What the task requires
Please return the records below exactly as they stand, with the pictures removed.

Data shown
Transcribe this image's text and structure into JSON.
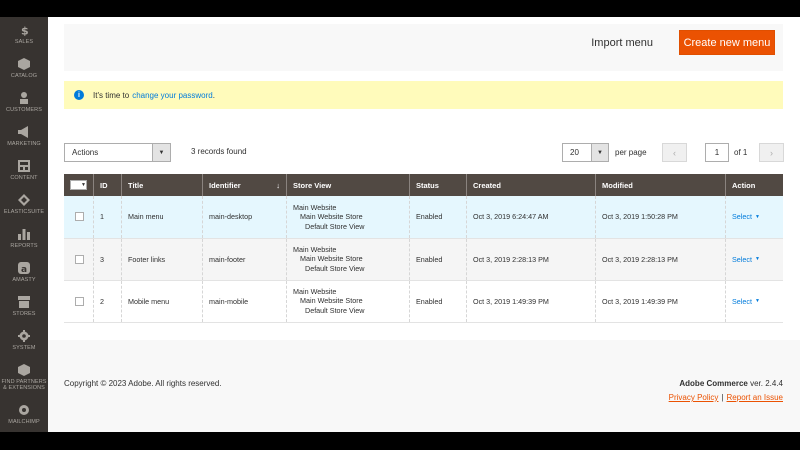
{
  "sidebar": {
    "items": [
      {
        "label": "SALES",
        "icon": "dollar-icon"
      },
      {
        "label": "CATALOG",
        "icon": "box-icon"
      },
      {
        "label": "CUSTOMERS",
        "icon": "person-icon"
      },
      {
        "label": "MARKETING",
        "icon": "megaphone-icon"
      },
      {
        "label": "CONTENT",
        "icon": "layout-icon"
      },
      {
        "label": "ELASTICSUITE",
        "icon": "elasticsuite-icon"
      },
      {
        "label": "REPORTS",
        "icon": "bar-chart-icon"
      },
      {
        "label": "AMASTY",
        "icon": "amasty-icon"
      },
      {
        "label": "STORES",
        "icon": "storefront-icon"
      },
      {
        "label": "SYSTEM",
        "icon": "gear-icon"
      },
      {
        "label": "FIND PARTNERS & EXTENSIONS",
        "icon": "puzzle-icon"
      },
      {
        "label": "MAILCHIMP",
        "icon": "chimp-icon"
      }
    ]
  },
  "page_actions": {
    "import_label": "Import menu",
    "create_label": "Create new menu"
  },
  "notice": {
    "text": "It's time to",
    "link": "change your password",
    "suffix": "."
  },
  "toolbar": {
    "actions_label": "Actions",
    "records_found": "3 records found",
    "per_page_value": "20",
    "per_page_label": "per page",
    "page_value": "1",
    "page_of": "of 1"
  },
  "table": {
    "columns": [
      "ID",
      "Title",
      "Identifier",
      "Store View",
      "Status",
      "Created",
      "Modified",
      "Action"
    ],
    "rows": [
      {
        "id": "1",
        "title": "Main menu",
        "identifier": "main-desktop",
        "store1": "Main Website",
        "store2": "Main Website Store",
        "store3": "Default Store View",
        "status": "Enabled",
        "created": "Oct 3, 2019 6:24:47 AM",
        "modified": "Oct 3, 2019 1:50:28 PM",
        "action": "Select"
      },
      {
        "id": "3",
        "title": "Footer links",
        "identifier": "main-footer",
        "store1": "Main Website",
        "store2": "Main Website Store",
        "store3": "Default Store View",
        "status": "Enabled",
        "created": "Oct 3, 2019 2:28:13 PM",
        "modified": "Oct 3, 2019 2:28:13 PM",
        "action": "Select"
      },
      {
        "id": "2",
        "title": "Mobile menu",
        "identifier": "main-mobile",
        "store1": "Main Website",
        "store2": "Main Website Store",
        "store3": "Default Store View",
        "status": "Enabled",
        "created": "Oct 3, 2019 1:49:39 PM",
        "modified": "Oct 3, 2019 1:49:39 PM",
        "action": "Select"
      }
    ]
  },
  "footer": {
    "copyright": "Copyright © 2023 Adobe. All rights reserved.",
    "brand": "Adobe Commerce",
    "version": "ver. 2.4.4",
    "privacy": "Privacy Policy",
    "separator": "|",
    "report": "Report an Issue"
  },
  "colors": {
    "accent": "#eb5202",
    "sidebar": "#373330",
    "header": "#514943",
    "link": "#007bdb",
    "notice": "#fffbbb"
  }
}
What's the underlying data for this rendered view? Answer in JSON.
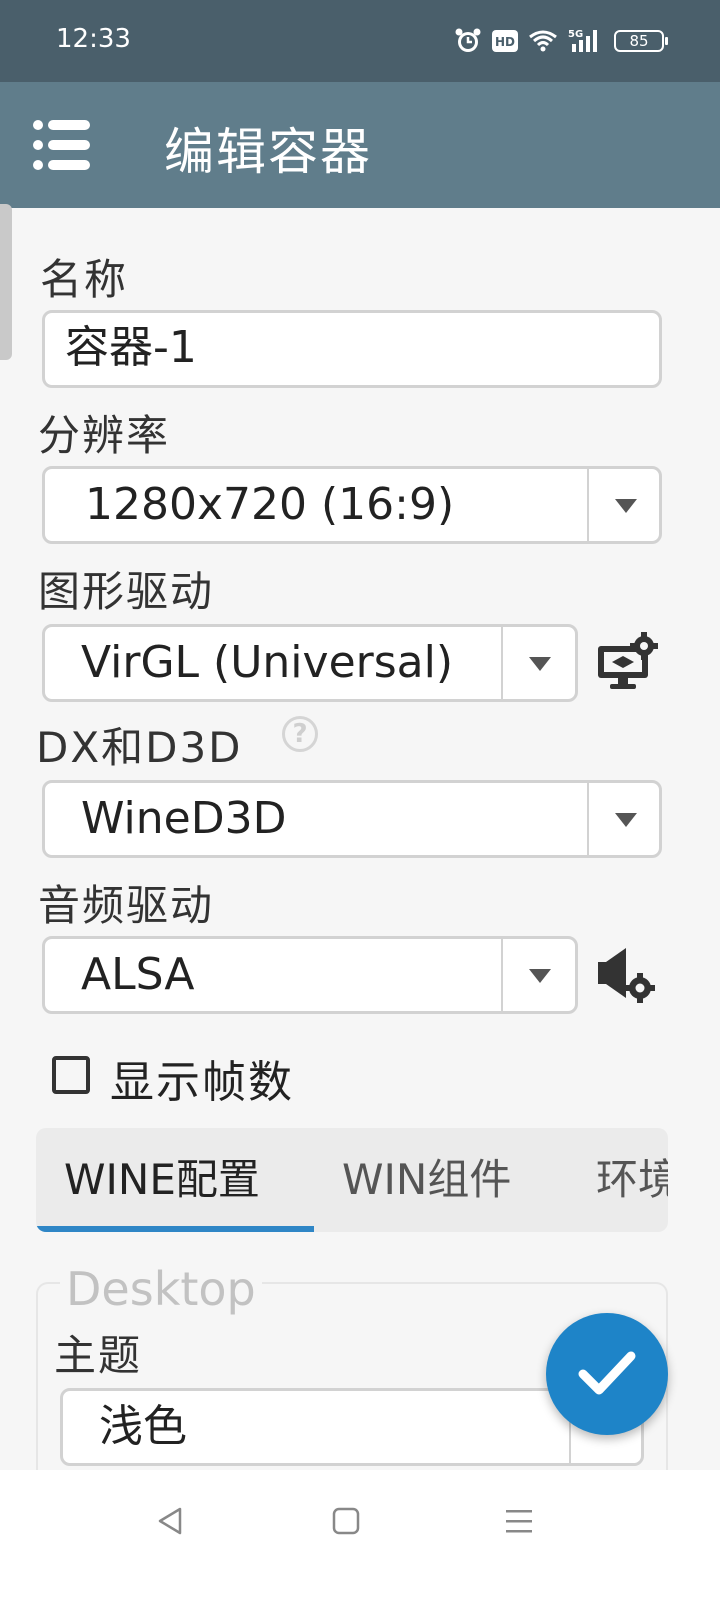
{
  "status_bar": {
    "time": "12:33",
    "icons": [
      "alarm-icon",
      "hd-icon",
      "wifi-icon",
      "5g-signal-icon"
    ],
    "network_label": "5G",
    "hd_label": "HD",
    "battery": "85"
  },
  "app_bar": {
    "title": "编辑容器",
    "menu_icon": "menu-icon",
    "color": "#607d8b"
  },
  "form": {
    "name": {
      "label": "名称",
      "value": "容器-1"
    },
    "resolution": {
      "label": "分辨率",
      "value": "1280x720 (16:9)"
    },
    "graphics_driver": {
      "label": "图形驱动",
      "value": "VirGL (Universal)",
      "settings_icon": "display-settings-icon"
    },
    "dx_d3d": {
      "label": "DX和D3D",
      "value": "WineD3D",
      "help_icon": "?"
    },
    "audio_driver": {
      "label": "音频驱动",
      "value": "ALSA",
      "settings_icon": "audio-settings-icon"
    },
    "show_fps": {
      "label": "显示帧数",
      "checked": false
    }
  },
  "tabs": {
    "items": [
      {
        "label": "WINE配置",
        "active": true
      },
      {
        "label": "WIN组件",
        "active": false
      },
      {
        "label": "环境",
        "active": false
      }
    ],
    "indicator_color": "#2f86c6"
  },
  "desktop_section": {
    "legend": "Desktop",
    "theme_label": "主题",
    "theme_value": "浅色"
  },
  "fab": {
    "icon": "check-icon",
    "color": "#1e84c8"
  },
  "nav_bar": {
    "icons": [
      "back-icon",
      "home-icon",
      "recents-icon"
    ]
  }
}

Result of this task
Transcribe this image's text and structure into JSON.
{
  "sidebar": {
    "items": [
      {
        "label": "SALES",
        "icon": "dollar-icon"
      },
      {
        "label": "CATALOG",
        "icon": "box-icon"
      },
      {
        "label": "CUSTOMERS",
        "icon": "person-icon"
      },
      {
        "label": "MARKETING",
        "icon": "megaphone-icon"
      },
      {
        "label": "CONTENT",
        "icon": "layout-icon"
      },
      {
        "label": "ELASTICSUITE",
        "icon": "elasticsuite-icon"
      },
      {
        "label": "REPORTS",
        "icon": "bar-chart-icon"
      },
      {
        "label": "AMASTY",
        "icon": "amasty-icon"
      },
      {
        "label": "STORES",
        "icon": "storefront-icon"
      },
      {
        "label": "SYSTEM",
        "icon": "gear-icon"
      },
      {
        "label": "FIND PARTNERS & EXTENSIONS",
        "icon": "puzzle-icon"
      },
      {
        "label": "MAILCHIMP",
        "icon": "chimp-icon"
      }
    ]
  },
  "page_actions": {
    "import_label": "Import menu",
    "create_label": "Create new menu"
  },
  "notice": {
    "text": "It's time to",
    "link": "change your password",
    "suffix": "."
  },
  "toolbar": {
    "actions_label": "Actions",
    "records_found": "3 records found",
    "per_page_value": "20",
    "per_page_label": "per page",
    "page_value": "1",
    "page_of": "of 1"
  },
  "table": {
    "columns": [
      "ID",
      "Title",
      "Identifier",
      "Store View",
      "Status",
      "Created",
      "Modified",
      "Action"
    ],
    "rows": [
      {
        "id": "1",
        "title": "Main menu",
        "identifier": "main-desktop",
        "store1": "Main Website",
        "store2": "Main Website Store",
        "store3": "Default Store View",
        "status": "Enabled",
        "created": "Oct 3, 2019 6:24:47 AM",
        "modified": "Oct 3, 2019 1:50:28 PM",
        "action": "Select"
      },
      {
        "id": "3",
        "title": "Footer links",
        "identifier": "main-footer",
        "store1": "Main Website",
        "store2": "Main Website Store",
        "store3": "Default Store View",
        "status": "Enabled",
        "created": "Oct 3, 2019 2:28:13 PM",
        "modified": "Oct 3, 2019 2:28:13 PM",
        "action": "Select"
      },
      {
        "id": "2",
        "title": "Mobile menu",
        "identifier": "main-mobile",
        "store1": "Main Website",
        "store2": "Main Website Store",
        "store3": "Default Store View",
        "status": "Enabled",
        "created": "Oct 3, 2019 1:49:39 PM",
        "modified": "Oct 3, 2019 1:49:39 PM",
        "action": "Select"
      }
    ]
  },
  "footer": {
    "copyright": "Copyright © 2023 Adobe. All rights reserved.",
    "brand": "Adobe Commerce",
    "version": "ver. 2.4.4",
    "privacy": "Privacy Policy",
    "separator": "|",
    "report": "Report an Issue"
  },
  "colors": {
    "accent": "#eb5202",
    "sidebar": "#373330",
    "header": "#514943",
    "link": "#007bdb",
    "notice": "#fffbbb"
  }
}
What's the underlying data for this rendered view? Answer in JSON.
{
  "status_bar": {
    "time": "12:33",
    "icons": [
      "alarm-icon",
      "hd-icon",
      "wifi-icon",
      "5g-signal-icon"
    ],
    "network_label": "5G",
    "hd_label": "HD",
    "battery": "85"
  },
  "app_bar": {
    "title": "编辑容器",
    "menu_icon": "menu-icon",
    "color": "#607d8b"
  },
  "form": {
    "name": {
      "label": "名称",
      "value": "容器-1"
    },
    "resolution": {
      "label": "分辨率",
      "value": "1280x720 (16:9)"
    },
    "graphics_driver": {
      "label": "图形驱动",
      "value": "VirGL (Universal)",
      "settings_icon": "display-settings-icon"
    },
    "dx_d3d": {
      "label": "DX和D3D",
      "value": "WineD3D",
      "help_icon": "?"
    },
    "audio_driver": {
      "label": "音频驱动",
      "value": "ALSA",
      "settings_icon": "audio-settings-icon"
    },
    "show_fps": {
      "label": "显示帧数",
      "checked": false
    }
  },
  "tabs": {
    "items": [
      {
        "label": "WINE配置",
        "active": true
      },
      {
        "label": "WIN组件",
        "active": false
      },
      {
        "label": "环境",
        "active": false
      }
    ],
    "indicator_color": "#2f86c6"
  },
  "desktop_section": {
    "legend": "Desktop",
    "theme_label": "主题",
    "theme_value": "浅色"
  },
  "fab": {
    "icon": "check-icon",
    "color": "#1e84c8"
  },
  "nav_bar": {
    "icons": [
      "back-icon",
      "home-icon",
      "recents-icon"
    ]
  }
}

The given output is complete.